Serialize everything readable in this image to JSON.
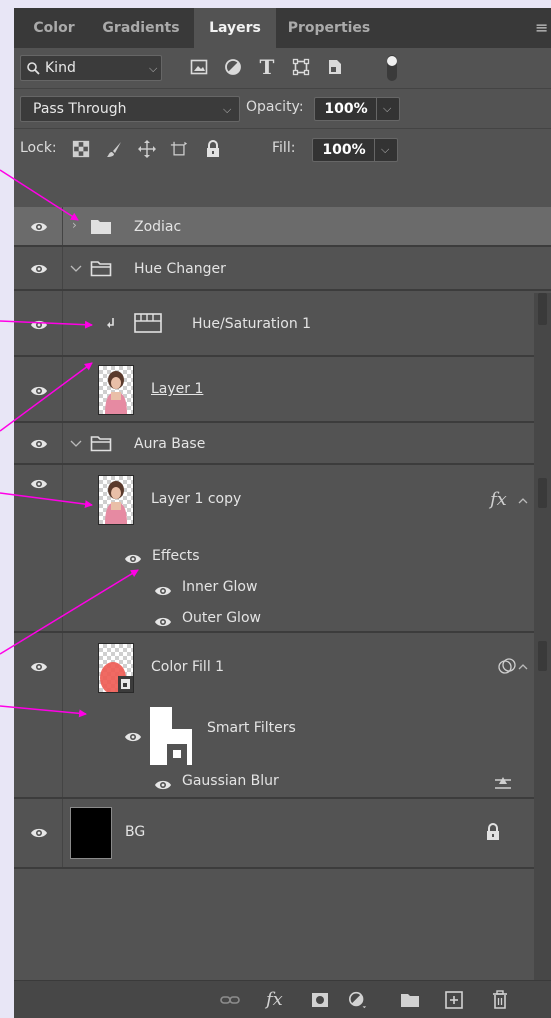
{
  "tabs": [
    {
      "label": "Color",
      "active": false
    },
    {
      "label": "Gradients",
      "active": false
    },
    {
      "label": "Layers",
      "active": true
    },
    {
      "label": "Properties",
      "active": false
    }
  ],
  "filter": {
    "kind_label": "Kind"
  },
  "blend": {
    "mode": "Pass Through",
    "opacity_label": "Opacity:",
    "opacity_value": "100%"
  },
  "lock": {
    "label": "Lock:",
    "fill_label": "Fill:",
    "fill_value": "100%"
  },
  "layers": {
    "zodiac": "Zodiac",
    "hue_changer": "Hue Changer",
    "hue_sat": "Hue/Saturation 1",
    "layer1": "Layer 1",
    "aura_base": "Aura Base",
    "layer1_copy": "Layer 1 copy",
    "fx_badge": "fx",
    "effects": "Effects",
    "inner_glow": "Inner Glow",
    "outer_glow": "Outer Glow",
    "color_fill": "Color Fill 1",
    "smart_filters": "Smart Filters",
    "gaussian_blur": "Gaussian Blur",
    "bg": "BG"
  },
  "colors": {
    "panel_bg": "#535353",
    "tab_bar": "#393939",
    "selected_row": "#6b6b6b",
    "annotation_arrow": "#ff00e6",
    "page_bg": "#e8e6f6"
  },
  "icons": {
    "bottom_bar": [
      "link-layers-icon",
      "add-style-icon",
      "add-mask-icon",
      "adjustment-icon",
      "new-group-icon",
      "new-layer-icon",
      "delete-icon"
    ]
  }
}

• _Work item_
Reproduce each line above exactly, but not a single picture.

• _Output for this exercise_
Serialize everything readable in this image to JSON.
{
  "tabs": [
    {
      "label": "Color",
      "active": false
    },
    {
      "label": "Gradients",
      "active": false
    },
    {
      "label": "Layers",
      "active": true
    },
    {
      "label": "Properties",
      "active": false
    }
  ],
  "filter": {
    "kind_label": "Kind"
  },
  "blend": {
    "mode": "Pass Through",
    "opacity_label": "Opacity:",
    "opacity_value": "100%"
  },
  "lock": {
    "label": "Lock:",
    "fill_label": "Fill:",
    "fill_value": "100%"
  },
  "layers": {
    "zodiac": "Zodiac",
    "hue_changer": "Hue Changer",
    "hue_sat": "Hue/Saturation 1",
    "layer1": "Layer 1",
    "aura_base": "Aura Base",
    "layer1_copy": "Layer 1 copy",
    "fx_badge": "fx",
    "effects": "Effects",
    "inner_glow": "Inner Glow",
    "outer_glow": "Outer Glow",
    "color_fill": "Color Fill 1",
    "smart_filters": "Smart Filters",
    "gaussian_blur": "Gaussian Blur",
    "bg": "BG"
  },
  "colors": {
    "panel_bg": "#535353",
    "tab_bar": "#393939",
    "selected_row": "#6b6b6b",
    "annotation_arrow": "#ff00e6",
    "page_bg": "#e8e6f6"
  },
  "icons": {
    "bottom_bar": [
      "link-layers-icon",
      "add-style-icon",
      "add-mask-icon",
      "adjustment-icon",
      "new-group-icon",
      "new-layer-icon",
      "delete-icon"
    ]
  }
}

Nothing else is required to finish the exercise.